How you install DeepDive depends on whether you start a new site, or change the theme of an existing site.
- GitHub Pages
- Running locally
For new sites, the best way to get started with DeepDive is via the Starter Kit. It comes with a documented config file and example content that gets you started quickly.
If you have a GitHub account, fork the DeepDive Starter Kit repository. Otherwise download the Starter Kit and unzip them somewhere on your machine.
In addition to the docs here, you can follow the quick start guide in the Starter Kit.
You can now jump to running locally.
You can now also directly.
If your existing site combines theme files with your content, make sure to delete the following folders:
assets folder most likely includes theme files as well as your personal/content files. Make sure to only delete files that belong to the old theme!
If you want to build your site on GitHub Pages, check out the
gh-pages branch in the DeepDive Starter Kit repo.
For existing sites, you can instead set the

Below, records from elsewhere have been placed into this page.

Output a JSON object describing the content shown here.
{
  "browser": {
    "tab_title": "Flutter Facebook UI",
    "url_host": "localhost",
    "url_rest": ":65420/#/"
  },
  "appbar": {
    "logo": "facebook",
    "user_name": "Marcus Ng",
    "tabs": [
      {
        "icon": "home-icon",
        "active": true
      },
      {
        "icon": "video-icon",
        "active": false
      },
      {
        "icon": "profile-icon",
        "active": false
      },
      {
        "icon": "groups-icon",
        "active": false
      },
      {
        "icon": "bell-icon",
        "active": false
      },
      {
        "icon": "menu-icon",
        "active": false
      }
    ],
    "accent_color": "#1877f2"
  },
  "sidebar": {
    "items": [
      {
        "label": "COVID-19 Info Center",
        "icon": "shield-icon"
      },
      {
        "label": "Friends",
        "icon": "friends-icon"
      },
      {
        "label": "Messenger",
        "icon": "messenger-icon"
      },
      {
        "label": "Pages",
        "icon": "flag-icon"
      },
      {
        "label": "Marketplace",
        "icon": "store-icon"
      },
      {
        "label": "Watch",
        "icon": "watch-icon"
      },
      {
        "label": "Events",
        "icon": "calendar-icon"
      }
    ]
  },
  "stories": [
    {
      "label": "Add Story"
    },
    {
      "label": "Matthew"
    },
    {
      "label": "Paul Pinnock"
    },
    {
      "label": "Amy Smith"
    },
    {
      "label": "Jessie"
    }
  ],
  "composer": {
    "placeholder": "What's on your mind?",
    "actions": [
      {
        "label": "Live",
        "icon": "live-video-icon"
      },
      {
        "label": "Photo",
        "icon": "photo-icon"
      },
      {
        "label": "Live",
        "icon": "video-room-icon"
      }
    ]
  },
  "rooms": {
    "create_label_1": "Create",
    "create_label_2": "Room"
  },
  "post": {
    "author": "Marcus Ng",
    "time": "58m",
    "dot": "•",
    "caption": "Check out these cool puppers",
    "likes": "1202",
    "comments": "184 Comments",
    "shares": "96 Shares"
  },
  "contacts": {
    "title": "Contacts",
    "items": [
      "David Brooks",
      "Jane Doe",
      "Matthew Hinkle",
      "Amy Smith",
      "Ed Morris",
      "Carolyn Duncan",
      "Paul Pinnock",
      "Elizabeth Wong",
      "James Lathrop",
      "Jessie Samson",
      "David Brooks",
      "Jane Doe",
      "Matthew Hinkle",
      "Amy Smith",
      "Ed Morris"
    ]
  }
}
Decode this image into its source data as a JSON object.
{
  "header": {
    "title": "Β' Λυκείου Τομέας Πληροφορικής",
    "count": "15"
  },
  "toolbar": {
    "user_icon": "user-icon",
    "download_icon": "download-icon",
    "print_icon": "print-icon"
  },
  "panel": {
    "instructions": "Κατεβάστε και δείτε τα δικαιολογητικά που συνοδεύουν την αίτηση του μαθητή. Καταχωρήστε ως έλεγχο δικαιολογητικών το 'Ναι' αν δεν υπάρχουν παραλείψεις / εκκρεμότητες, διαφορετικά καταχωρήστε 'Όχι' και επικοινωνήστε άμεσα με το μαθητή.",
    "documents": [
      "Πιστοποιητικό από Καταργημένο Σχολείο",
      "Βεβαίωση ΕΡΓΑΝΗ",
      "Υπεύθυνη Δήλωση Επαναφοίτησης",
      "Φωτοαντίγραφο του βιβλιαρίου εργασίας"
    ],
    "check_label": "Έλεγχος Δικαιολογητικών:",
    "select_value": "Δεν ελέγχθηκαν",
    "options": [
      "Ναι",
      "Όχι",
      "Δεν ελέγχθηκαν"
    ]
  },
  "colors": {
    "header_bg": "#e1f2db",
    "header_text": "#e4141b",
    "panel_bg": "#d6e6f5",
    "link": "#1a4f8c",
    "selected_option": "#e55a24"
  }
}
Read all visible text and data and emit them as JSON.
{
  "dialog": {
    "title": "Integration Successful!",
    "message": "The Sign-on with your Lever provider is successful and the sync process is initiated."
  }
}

remote_theme key as follows:
# file: `_config.yml` remote_theme: firstname.lastname@example.org
Make sure the
plugins list contains
jekyll-include-cache (create if it doesn’t exist):
# file: `_config.yml` plugins: - jekyll-include-cache
To run this configuration locally, make sure the following is part of your
# file: `Gemfile` gem "github-pages", group: :jekyll_plugins gem "jekyll-include-cache", group: :jekyll_plugins
Note that DeepDive has a reduced feature set when built on GitHub Pages. Specifically, using KaTeX math formulas doesn’t work when built in this way.
Make sure you’ve
cded into the directory where
_config.yml is located. Before running for the first time, dependencies need to be fetched from RubyGems:
If you are missing the
bundle command, you can install Bundler by running
gem install bundler.
Now you can run Jekyll on your local machine:
bundle exec jekyll serve
and point your browser to http://localhost:4000 to see DeepDive in action.
Continue with Config